• **Assignment**:
In the lines below, count those containing the word "time" and give the number alone.

• **The records**:
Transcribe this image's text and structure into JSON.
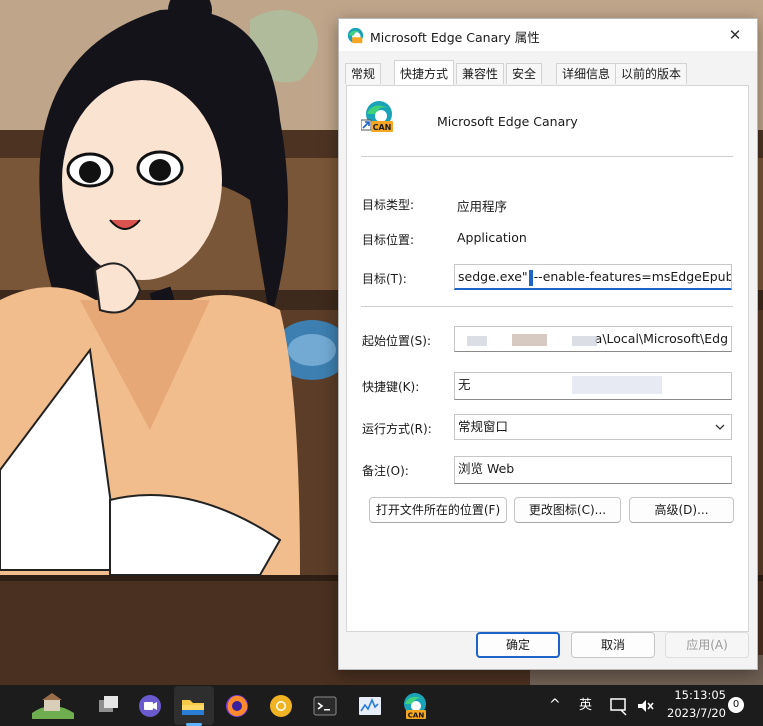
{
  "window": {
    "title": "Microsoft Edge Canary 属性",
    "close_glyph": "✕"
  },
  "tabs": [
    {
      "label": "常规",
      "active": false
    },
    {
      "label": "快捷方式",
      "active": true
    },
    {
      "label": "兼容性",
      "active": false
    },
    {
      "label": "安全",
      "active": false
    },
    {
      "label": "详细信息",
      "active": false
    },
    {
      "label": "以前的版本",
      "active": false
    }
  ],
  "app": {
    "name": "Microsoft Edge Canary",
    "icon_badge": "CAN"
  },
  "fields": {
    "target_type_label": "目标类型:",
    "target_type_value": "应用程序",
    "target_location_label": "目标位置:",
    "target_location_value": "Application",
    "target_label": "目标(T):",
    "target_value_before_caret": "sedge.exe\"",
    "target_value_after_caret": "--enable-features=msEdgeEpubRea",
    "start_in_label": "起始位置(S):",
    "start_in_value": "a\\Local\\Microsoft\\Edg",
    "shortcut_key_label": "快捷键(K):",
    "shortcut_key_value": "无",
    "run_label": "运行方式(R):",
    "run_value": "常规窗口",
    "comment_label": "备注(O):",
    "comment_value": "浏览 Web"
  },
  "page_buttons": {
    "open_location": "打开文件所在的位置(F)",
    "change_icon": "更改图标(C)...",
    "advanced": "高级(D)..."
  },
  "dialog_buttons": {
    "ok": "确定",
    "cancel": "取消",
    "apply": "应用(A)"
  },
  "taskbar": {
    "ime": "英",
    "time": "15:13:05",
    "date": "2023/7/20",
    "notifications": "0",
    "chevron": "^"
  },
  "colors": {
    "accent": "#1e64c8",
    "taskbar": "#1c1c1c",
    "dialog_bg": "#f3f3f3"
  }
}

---

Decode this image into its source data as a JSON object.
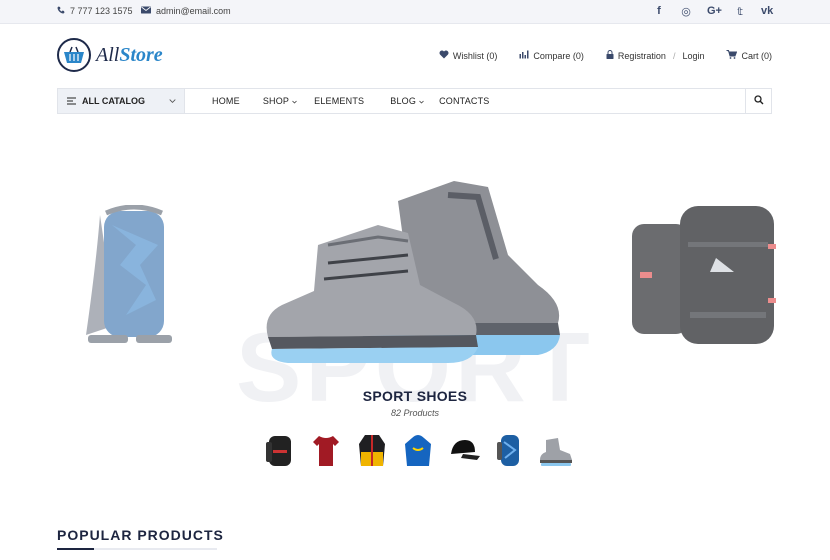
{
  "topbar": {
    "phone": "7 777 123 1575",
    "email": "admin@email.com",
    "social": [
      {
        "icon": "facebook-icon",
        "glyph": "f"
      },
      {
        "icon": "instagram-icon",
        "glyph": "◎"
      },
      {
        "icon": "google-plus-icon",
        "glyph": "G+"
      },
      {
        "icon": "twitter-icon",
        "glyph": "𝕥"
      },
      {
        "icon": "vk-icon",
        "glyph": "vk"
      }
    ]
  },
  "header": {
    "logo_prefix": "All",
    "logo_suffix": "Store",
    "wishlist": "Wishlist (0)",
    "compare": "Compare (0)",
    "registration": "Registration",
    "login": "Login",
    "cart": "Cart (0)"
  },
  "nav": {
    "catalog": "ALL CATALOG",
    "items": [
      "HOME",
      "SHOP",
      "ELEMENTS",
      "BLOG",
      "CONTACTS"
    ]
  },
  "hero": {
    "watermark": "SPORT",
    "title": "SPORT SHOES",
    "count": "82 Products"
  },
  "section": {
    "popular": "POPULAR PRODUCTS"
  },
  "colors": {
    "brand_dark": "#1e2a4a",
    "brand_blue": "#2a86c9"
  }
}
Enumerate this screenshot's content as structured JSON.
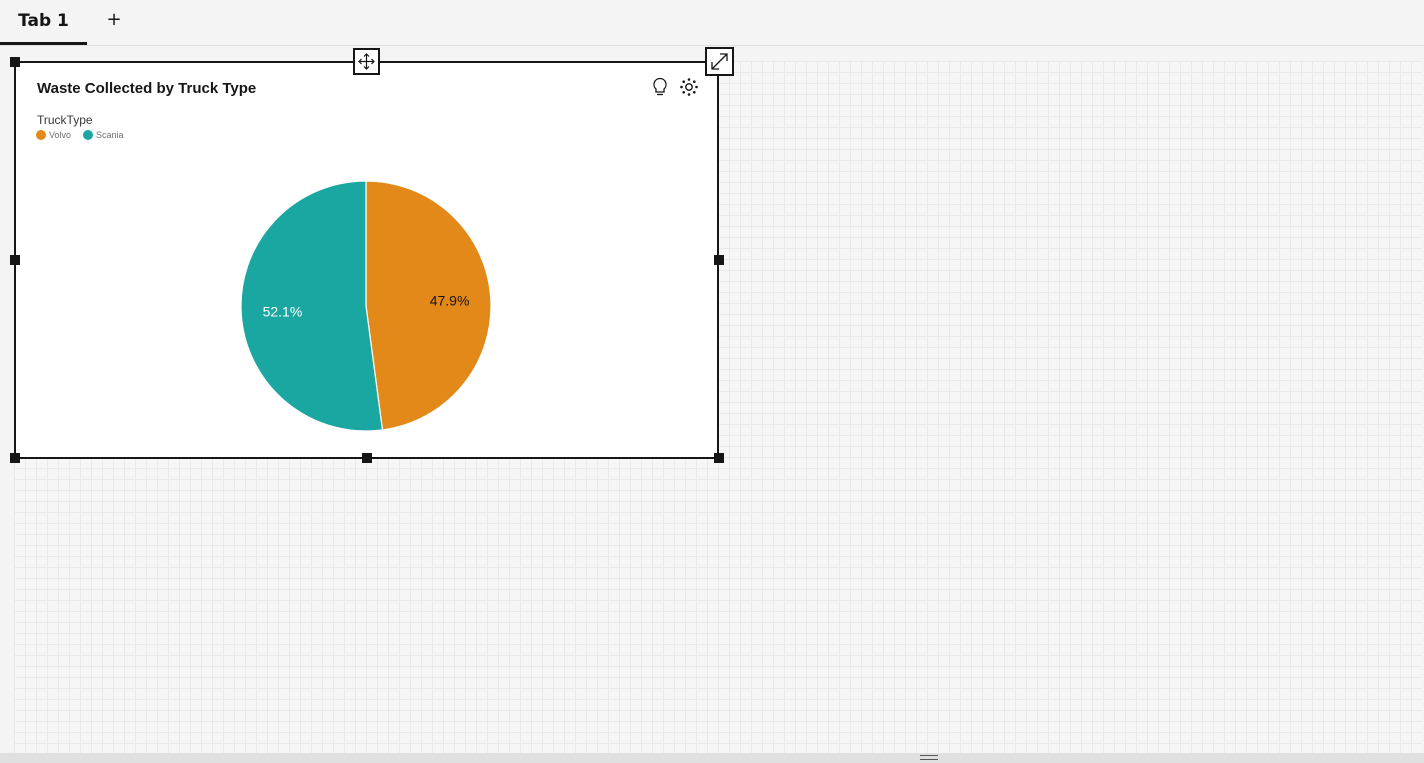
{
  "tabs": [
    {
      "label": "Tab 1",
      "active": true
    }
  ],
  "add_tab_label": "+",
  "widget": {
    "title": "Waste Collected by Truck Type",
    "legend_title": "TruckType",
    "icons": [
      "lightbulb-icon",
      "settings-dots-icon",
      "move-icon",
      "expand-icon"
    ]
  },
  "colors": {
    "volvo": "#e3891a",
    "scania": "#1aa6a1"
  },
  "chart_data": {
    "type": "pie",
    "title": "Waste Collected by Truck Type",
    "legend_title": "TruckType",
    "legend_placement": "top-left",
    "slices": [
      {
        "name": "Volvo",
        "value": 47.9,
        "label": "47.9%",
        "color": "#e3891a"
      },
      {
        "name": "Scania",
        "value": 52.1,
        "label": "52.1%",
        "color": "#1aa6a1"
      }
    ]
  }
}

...

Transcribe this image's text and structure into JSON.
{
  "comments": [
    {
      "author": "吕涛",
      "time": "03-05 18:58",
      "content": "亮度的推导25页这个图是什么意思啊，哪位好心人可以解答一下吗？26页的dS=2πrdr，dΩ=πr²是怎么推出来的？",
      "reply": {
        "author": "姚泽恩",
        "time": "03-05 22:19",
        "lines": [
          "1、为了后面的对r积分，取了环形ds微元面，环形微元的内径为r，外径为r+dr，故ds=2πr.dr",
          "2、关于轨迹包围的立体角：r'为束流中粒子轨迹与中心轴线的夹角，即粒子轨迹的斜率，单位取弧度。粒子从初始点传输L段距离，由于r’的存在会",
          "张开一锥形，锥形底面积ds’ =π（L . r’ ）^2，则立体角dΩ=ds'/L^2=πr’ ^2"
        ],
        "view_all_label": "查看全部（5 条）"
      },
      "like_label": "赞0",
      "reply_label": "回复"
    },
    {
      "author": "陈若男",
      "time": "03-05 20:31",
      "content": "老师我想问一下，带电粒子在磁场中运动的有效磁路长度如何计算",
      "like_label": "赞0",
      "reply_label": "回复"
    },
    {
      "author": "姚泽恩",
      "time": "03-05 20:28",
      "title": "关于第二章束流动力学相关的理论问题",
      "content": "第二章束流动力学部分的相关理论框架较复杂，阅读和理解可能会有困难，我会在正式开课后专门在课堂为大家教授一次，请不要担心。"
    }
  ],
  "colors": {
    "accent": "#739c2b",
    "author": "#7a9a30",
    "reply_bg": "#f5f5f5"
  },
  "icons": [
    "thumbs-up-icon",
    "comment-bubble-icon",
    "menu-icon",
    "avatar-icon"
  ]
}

• **Response to this task**:
5